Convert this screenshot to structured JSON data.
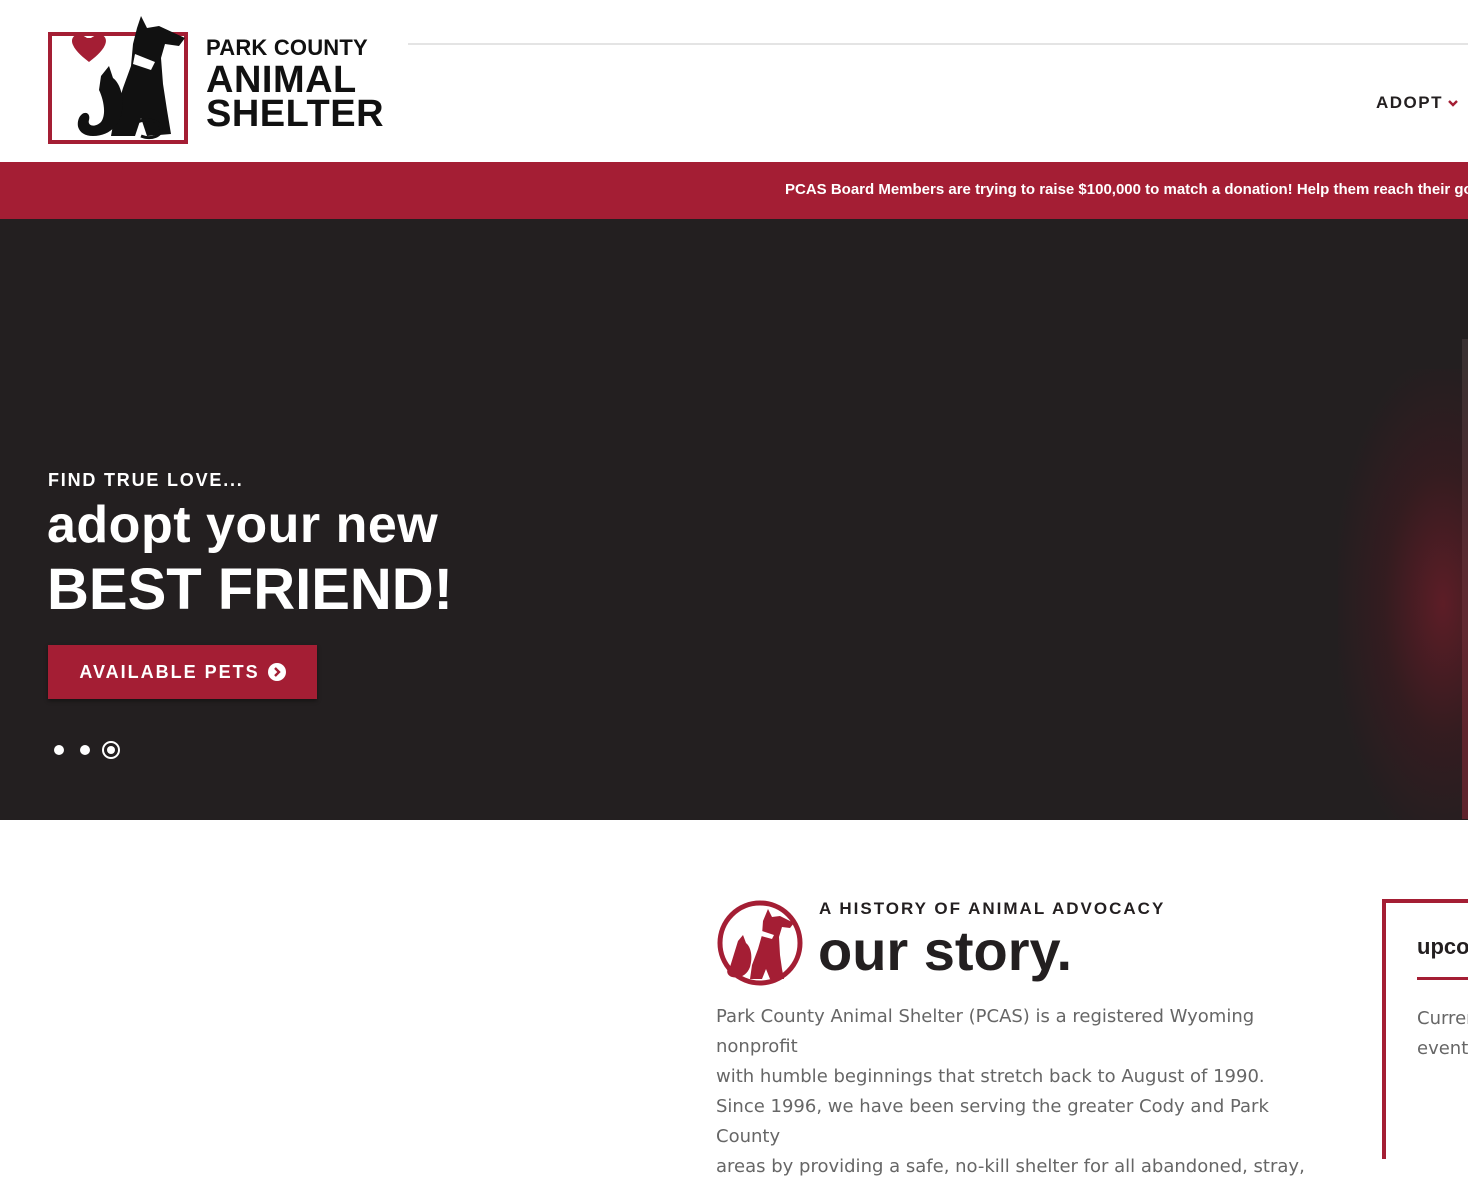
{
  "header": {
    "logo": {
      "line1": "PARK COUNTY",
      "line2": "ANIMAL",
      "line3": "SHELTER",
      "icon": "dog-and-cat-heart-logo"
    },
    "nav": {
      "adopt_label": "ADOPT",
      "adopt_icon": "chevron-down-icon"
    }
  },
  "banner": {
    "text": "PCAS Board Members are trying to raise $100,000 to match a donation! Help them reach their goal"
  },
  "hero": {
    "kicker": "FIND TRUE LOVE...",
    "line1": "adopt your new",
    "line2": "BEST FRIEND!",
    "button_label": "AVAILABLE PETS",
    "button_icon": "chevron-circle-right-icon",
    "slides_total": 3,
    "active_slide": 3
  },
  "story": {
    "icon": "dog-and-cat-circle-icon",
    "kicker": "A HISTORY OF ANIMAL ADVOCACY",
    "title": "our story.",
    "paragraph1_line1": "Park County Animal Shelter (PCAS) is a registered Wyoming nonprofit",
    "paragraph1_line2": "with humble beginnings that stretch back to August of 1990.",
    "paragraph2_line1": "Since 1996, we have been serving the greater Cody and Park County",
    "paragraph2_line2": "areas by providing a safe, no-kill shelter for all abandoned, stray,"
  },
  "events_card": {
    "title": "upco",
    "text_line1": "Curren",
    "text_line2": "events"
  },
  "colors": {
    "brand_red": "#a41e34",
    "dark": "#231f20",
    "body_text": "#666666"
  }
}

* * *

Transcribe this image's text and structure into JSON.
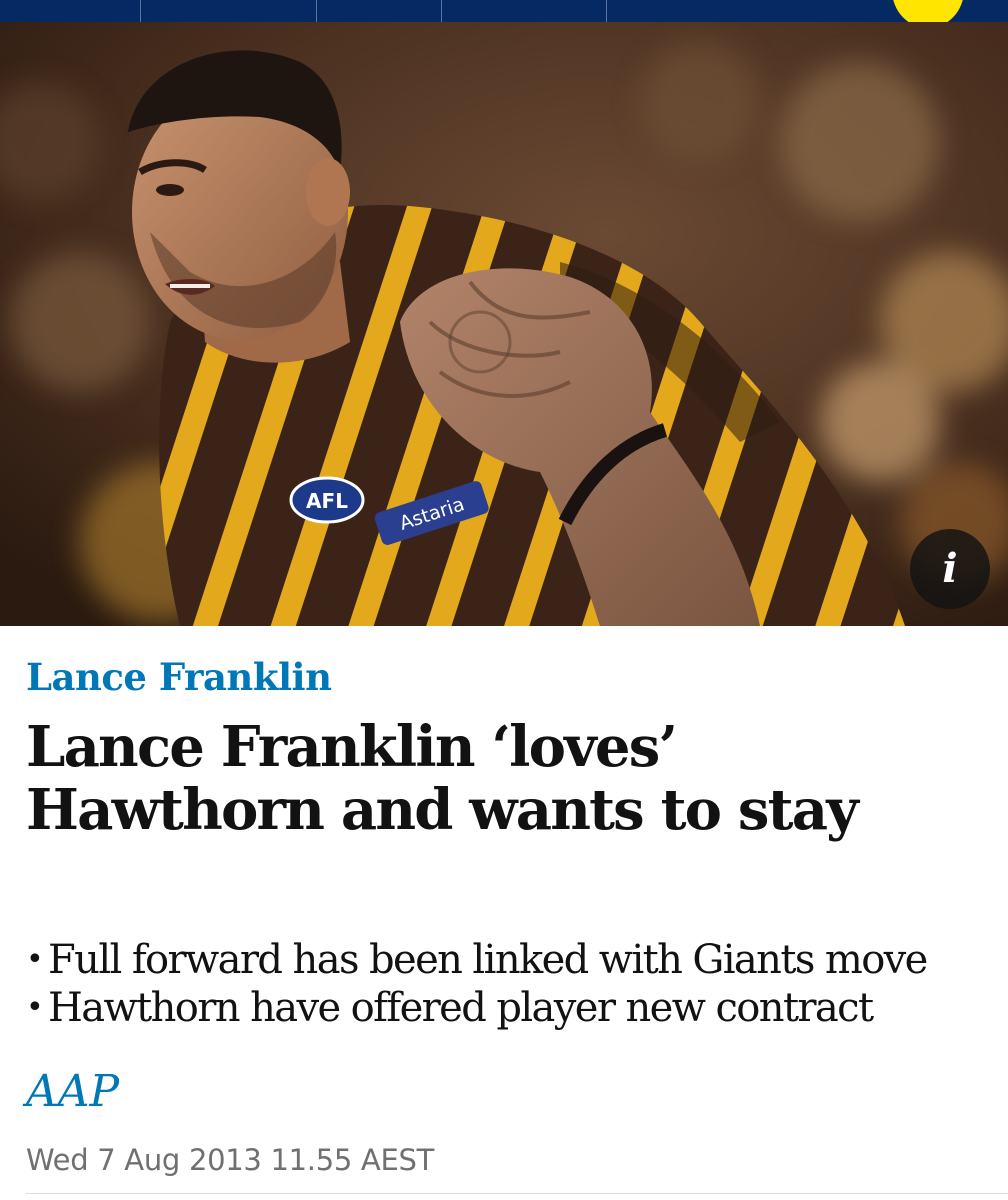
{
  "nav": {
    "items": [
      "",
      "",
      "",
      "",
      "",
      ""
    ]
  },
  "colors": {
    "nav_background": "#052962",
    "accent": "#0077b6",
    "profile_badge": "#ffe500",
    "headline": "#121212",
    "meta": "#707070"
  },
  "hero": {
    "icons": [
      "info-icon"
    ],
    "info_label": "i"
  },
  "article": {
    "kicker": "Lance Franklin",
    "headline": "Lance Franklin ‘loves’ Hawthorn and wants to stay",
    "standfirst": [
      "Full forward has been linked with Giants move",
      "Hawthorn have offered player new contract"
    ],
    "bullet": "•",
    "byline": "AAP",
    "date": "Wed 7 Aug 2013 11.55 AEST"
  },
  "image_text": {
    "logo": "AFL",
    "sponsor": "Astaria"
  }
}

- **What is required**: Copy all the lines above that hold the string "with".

- **Solution for this problem**:
    "paragraph1_line2": "with humble beginnings that stretch back to August of 1990.",
      "Full forward has been linked with Giants move",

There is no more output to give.